·3 min read
The case will be back before the courts sometime later this fall. (Robert F. Bukaty/Associated Press - image credit)
The case will be back before the courts sometime later this fall. (Robert F. Bukaty/Associated Press - image credit)

The case of a commercial fisher who's suing Indigenous groups continued in Saint John on Tuesday.

The case began in April, when Mary Ann Holland applied to the Court of Queen's Bench for an injunction to stop Indigenous fishers from catching elvers in an are where she has an exclusive licence to fish. The lawsuit named Neqotkuk, also known as Tobique First Nation, Sitansisk Wolastoquiyik, or St. Mary's First Nation, Welamukotok, or Oromocto First Nation, and Woodstock First Nation, along with the four chiefs and other unknown individuals.

Holland operates the fishery, which is located in southwestern New Brunswick, under Brunswick Aquaculture and Alder Seafood, who are co-plaintiffs.

Today's hearing was held to discuss a motion brought forward by the defence to strike the plaintiff's statement of claim. The defendants' lawyer, Nick Kennedy, argued the claim should be struck because it does not specify how the chiefs named were involved in the allegedly illegal fishing.

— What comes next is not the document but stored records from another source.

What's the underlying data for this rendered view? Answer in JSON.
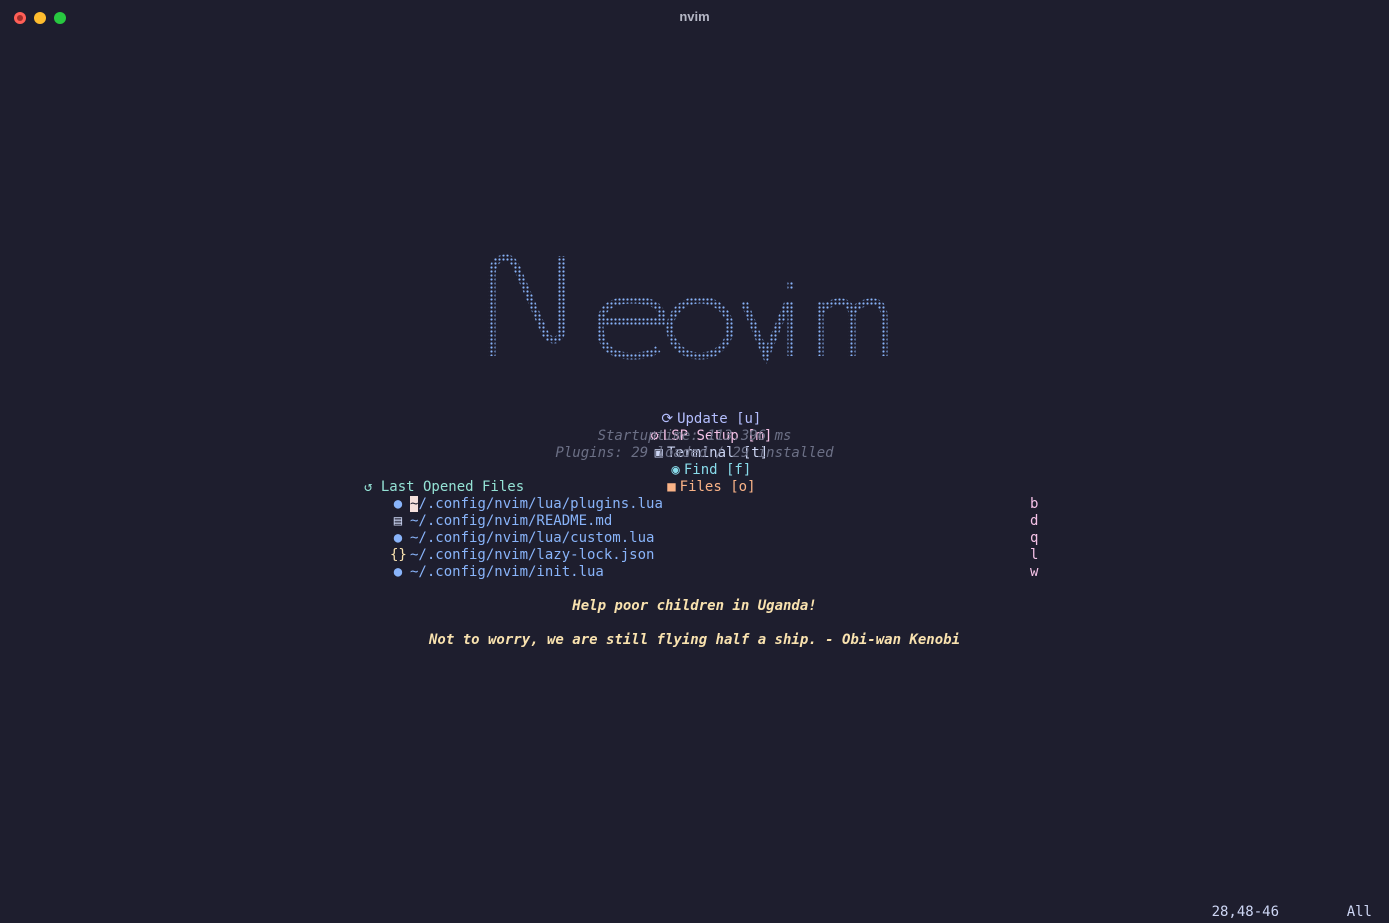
{
  "window": {
    "title": "nvim"
  },
  "logo": {
    "text": "Neovim",
    "color": "#89b4fa"
  },
  "buttons": [
    {
      "icon": "refresh-icon",
      "label": "Update [u]"
    },
    {
      "icon": "lsp-icon",
      "label": "LSP Setup [m]"
    },
    {
      "icon": "terminal-icon",
      "label": "Terminal [t]"
    },
    {
      "icon": "telescope-icon",
      "label": "Find [f]"
    },
    {
      "icon": "folder-icon",
      "label": "Files [o]"
    }
  ],
  "stats": {
    "startuptime": "Startuptime: 113.396 ms",
    "plugins": "Plugins: 29 loaded / 29 installed"
  },
  "recent": {
    "header": "Last Opened Files",
    "header_icon": "history-icon",
    "files": [
      {
        "icon": "lua-icon",
        "path_first": "~",
        "path_rest": "/.config/nvim/lua/plugins.lua",
        "key": "b"
      },
      {
        "icon": "markdown-icon",
        "path": "~/.config/nvim/README.md",
        "key": "d"
      },
      {
        "icon": "lua-icon",
        "path": "~/.config/nvim/lua/custom.lua",
        "key": "q"
      },
      {
        "icon": "json-icon",
        "path": "~/.config/nvim/lazy-lock.json",
        "key": "l"
      },
      {
        "icon": "lua-icon",
        "path": "~/.config/nvim/init.lua",
        "key": "w"
      }
    ]
  },
  "footer": {
    "line1": "Help poor children in Uganda!",
    "line2": "Not to worry, we are still flying half a ship. - Obi-wan Kenobi"
  },
  "statusline": {
    "position": "28,48-46",
    "scroll": "All"
  },
  "colors": {
    "background": "#1e1e2e",
    "accent": "#89b4fa",
    "footer": "#f9e2af"
  }
}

The chiefs are named in the suit, the plaintiff's lawyer said in court Tuesday, because when the fishers were confronted they refused to identify themselves and said the chiefs authorized their fishing.

Barry Morrison argued that the chief's authorization of the fishing makes them liable for it.

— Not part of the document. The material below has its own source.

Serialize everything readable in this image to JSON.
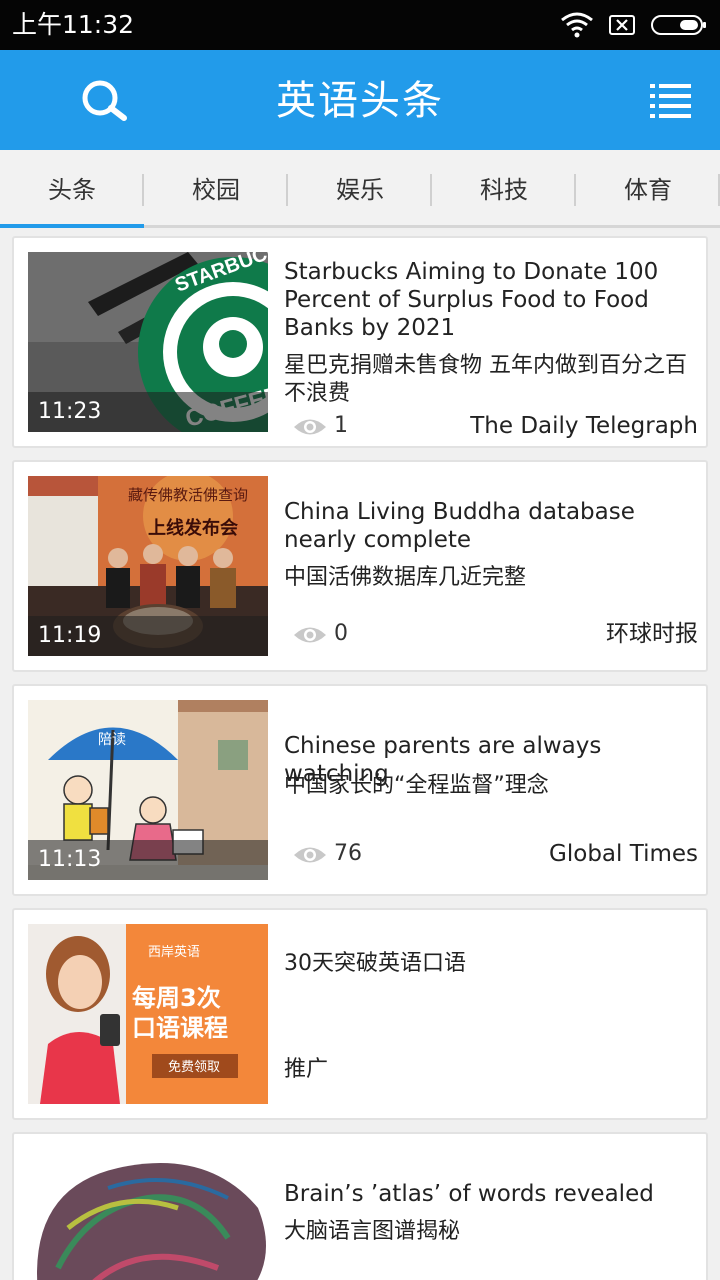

Kennedy said this notion has caused his clients a great deal of stress.

"This idea that [chiefs] can authorize something then people are going to jump up and run out and do it, is based on, frankly, dated, offensive views to how these communities are organized," he said.

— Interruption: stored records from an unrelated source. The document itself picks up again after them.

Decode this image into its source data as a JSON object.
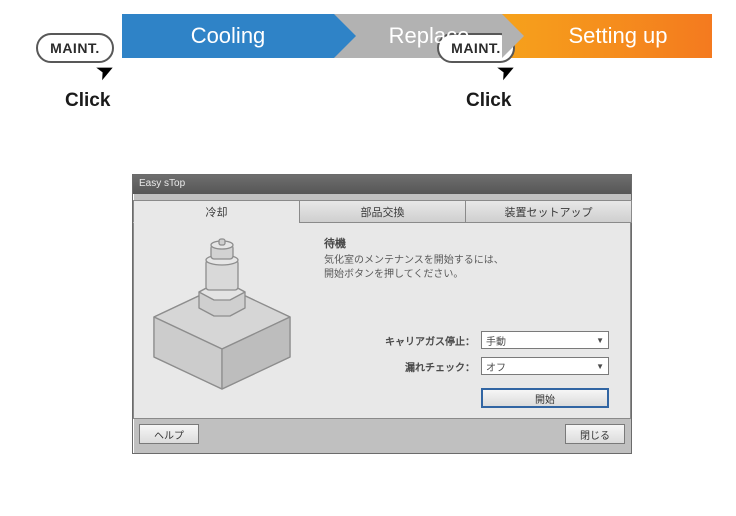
{
  "flow": {
    "steps": [
      "Cooling",
      "Replace",
      "Setting up"
    ]
  },
  "maint": {
    "label": "MAINT.",
    "click": "Click"
  },
  "dialog": {
    "title": "Easy sTop",
    "tabs": [
      "冷却",
      "部品交換",
      "装置セットアップ"
    ],
    "instr_title": "待機",
    "instr_line1": "気化室のメンテナンスを開始するには、",
    "instr_line2": "開始ボタンを押してください。",
    "field1_label": "キャリアガス停止：",
    "field1_value": "手動",
    "field2_label": "漏れチェック：",
    "field2_value": "オフ",
    "start_btn": "開始",
    "help_btn": "ヘルプ",
    "close_btn": "閉じる"
  }
}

Morrison said Kennedy's argument grants Indigenous communities special exemptions.

"Saying that they have the ability to do things, like that, that you couldn't do, I couldn't do, corporations couldn't do. That they're a special status, and they can do that thing with impunity. I don't believe that to be correct," Morrison said.

Delay granted

Citing the fact that the elver fishing season is now over, the judge granted the plaintiff's lawyer 30 days to submit an amended statement of claim. The judge asked Morrison to address the issue of authorization in that amended statement.

The lawsuit also alleges that Indigenous fishers physically interfered with Holland's employees. Indigenous fishers positioned their nets in such a way that they "basically forced them out of their position," Morrison said.

In April, an injunction ordered the Indigenous groups to cease fishing and to stop threatening, coercing, harassing or intimidating the plaintiff and her fishers.

The defence argued that more detail is needed in a statement of claim to make clear who is alleged to have done what. In much of the statement of claim, the defendants are simply called the defendants, not a specific chief or community.

"They've asserted no specific facts against each of the defendants," Kennedy said. "And so it's impossible to know from this what each individual is alleged to have done."

Kennedy said the plaintiffs are waiting for discovery – the period in a civil case when both sides must disclose their evidence – to get a better understanding of who is truly liable.

"It's not my client's problem that [the plaintiffs] don't know who to sue," Kennedy said.

Morrison said this is not a strategy, simply the facts of the matter.

"We were asked about the identity of the specific people who were acting in this terrible fashion. We say candidly, we can't provide the details because they refuse to identify themselves and we'll have to wait for discovery of documents," he said.